Graves, a Republican, was spared the embarrassment of a full-fledged GOP mutiny when the Senate saved Graves' vetoes by refusing to go along with the House.
It was a fitting end to the 2001 legislative session, which was marked by Graves' inability to lead his fellow Republicans, who hold substantial majorities in the House and Senate.
Asked for his response to the House action, Graves said, "I had pizza and a Pepsi. ... I mean you know ... sometimes the House is hard to figure out."
He added, "We're pleased that the Legislature is officially adjourned."
Earlier in the session, Graves wanted a general tax increase for public schools. But Republicans, led by House Speaker Kent Glasscock, R-Manhattan, shot that down.
The governor also wanted several smaller tax hikes to help balance the budget after revenue projections spiraled downward.
Again, he was cut off by House Republicans.
After the Legislature adjourned May 8, following a record 13-day wrap-up session, Graves vetoed 22 budget reductions.
The cuts he vetoed were shortsighted and arbitrary, he said.
Thursday, lawmakers returned to the Capitol in droves on what is generally a sparsely attended ceremonial last day of the session.
More than 100 of 125 House members, and 31 of 40 senators returned for the veto showdown.
The House collected the needed two-thirds majority in four of seven override votes. The overrides, supported by Republicans and Democrats, would have cut $2.7 million in state funds that Graves had returned to the budget.
Glasscock said the House action reflected a difference of opinion with Graves.
"This is no more a slap of the governor as his vetoes were a slap at us," he said.
House Democratic Leader Jim Garner of Coffeyville said he voted to override because Graves' vetoes put too much spending back into the budget and would leave lawmakers in a bigger budget hole next session.
But the House override votes were quickly rejected by the Senate.
Senate President Dave Kerr, R-Hutchinson, seemed disgusted by the House votes.
"The Republican Senate was very willing to line up behind the Republican governor and say we want to work with you, not only this year but next year, too."
He said the House overrides did not produce any significant savings in a $9.1 billion budget.
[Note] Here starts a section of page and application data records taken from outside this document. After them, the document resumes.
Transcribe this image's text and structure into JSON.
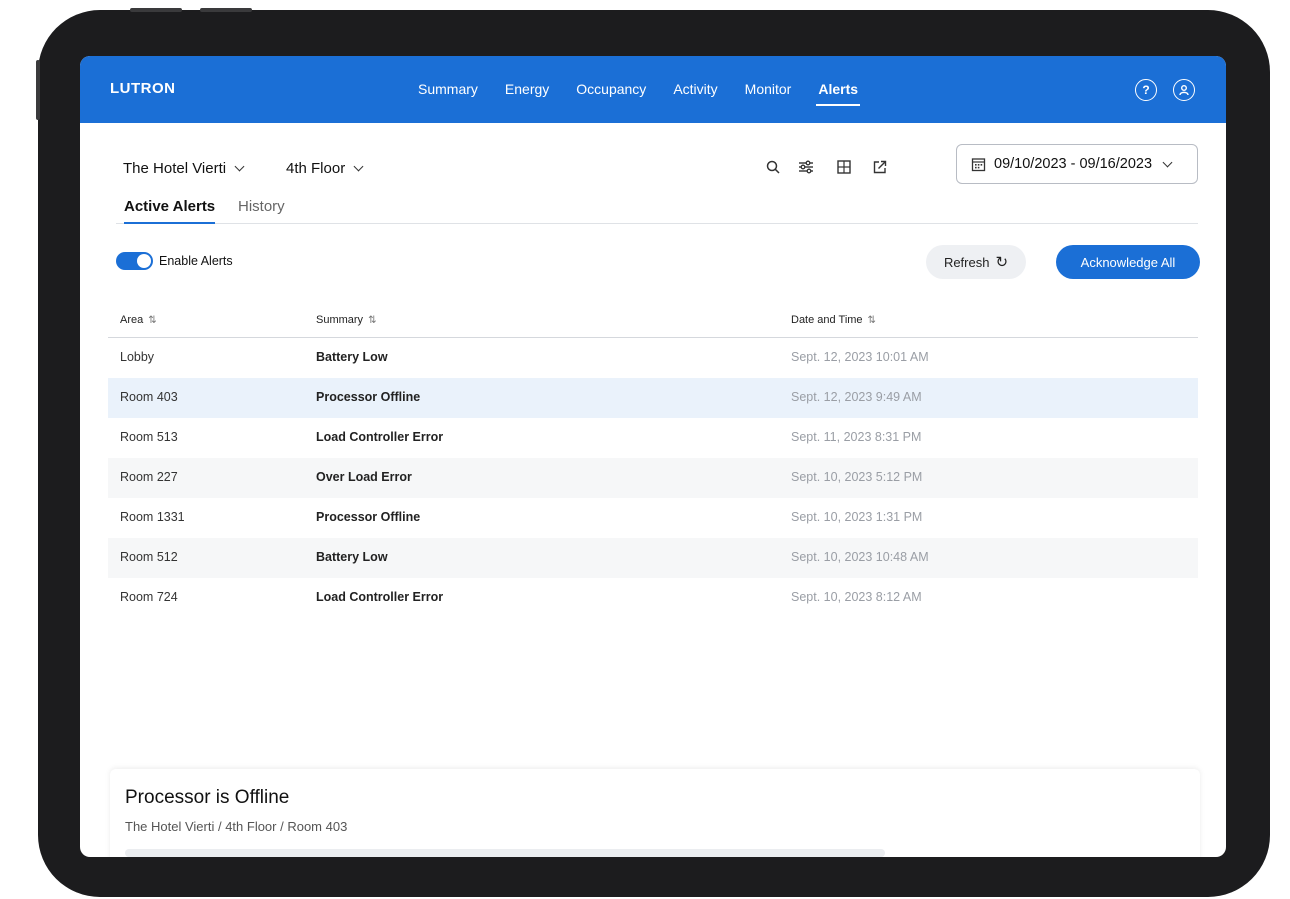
{
  "app": {
    "logo": "LUTRON",
    "nav": [
      "Summary",
      "Energy",
      "Occupancy",
      "Activity",
      "Monitor",
      "Alerts"
    ],
    "active_nav": "Alerts",
    "help_icon": "help-icon",
    "account_icon": "account-icon"
  },
  "toolbar": {
    "property": "The Hotel Vierti",
    "floor": "4th Floor",
    "date_range": "09/10/2023 - 09/16/2023",
    "icons": [
      "search-icon",
      "filter-icon",
      "layout-icon",
      "export-icon"
    ]
  },
  "tabs": {
    "active": "Active Alerts",
    "history": "History"
  },
  "controls": {
    "enable_alerts_label": "Enable Alerts",
    "enable_alerts_on": true,
    "refresh_label": "Refresh",
    "acknowledge_all_label": "Acknowledge All"
  },
  "table": {
    "columns": [
      "Area",
      "Summary",
      "Date and Time"
    ],
    "rows": [
      {
        "area": "Lobby",
        "summary": "Battery Low",
        "date": "Sept. 12, 2023 10:01 AM"
      },
      {
        "area": "Room 403",
        "summary": "Processor Offline",
        "date": "Sept. 12, 2023 9:49 AM"
      },
      {
        "area": "Room 513",
        "summary": "Load Controller Error",
        "date": "Sept. 11, 2023 8:31 PM"
      },
      {
        "area": "Room 227",
        "summary": "Over Load Error",
        "date": "Sept. 10, 2023 5:12 PM"
      },
      {
        "area": "Room 1331",
        "summary": "Processor Offline",
        "date": "Sept. 10, 2023 1:31 PM"
      },
      {
        "area": "Room 512",
        "summary": "Battery Low",
        "date": "Sept. 10, 2023 10:48 AM"
      },
      {
        "area": "Room 724",
        "summary": "Load Controller Error",
        "date": "Sept. 10, 2023 8:12 AM"
      }
    ],
    "selected_row_area": "Room 403"
  },
  "detail": {
    "title": "Processor is Offline",
    "path": "The Hotel Vierti / 4th Floor / Room 403"
  },
  "colors": {
    "brand": "#1b6fd6",
    "selected_row": "#eaf2fb",
    "alt_row": "#f6f7f8"
  }
}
The overrides would have canceled $300,000 in longevity bonuses for some state employees, cut $1.3 million from the Kansas Department of Administration and $1.1 million for equipment in the Department of Revenue. Another override would have restored $525,000 in tobacco funds for juvenile services.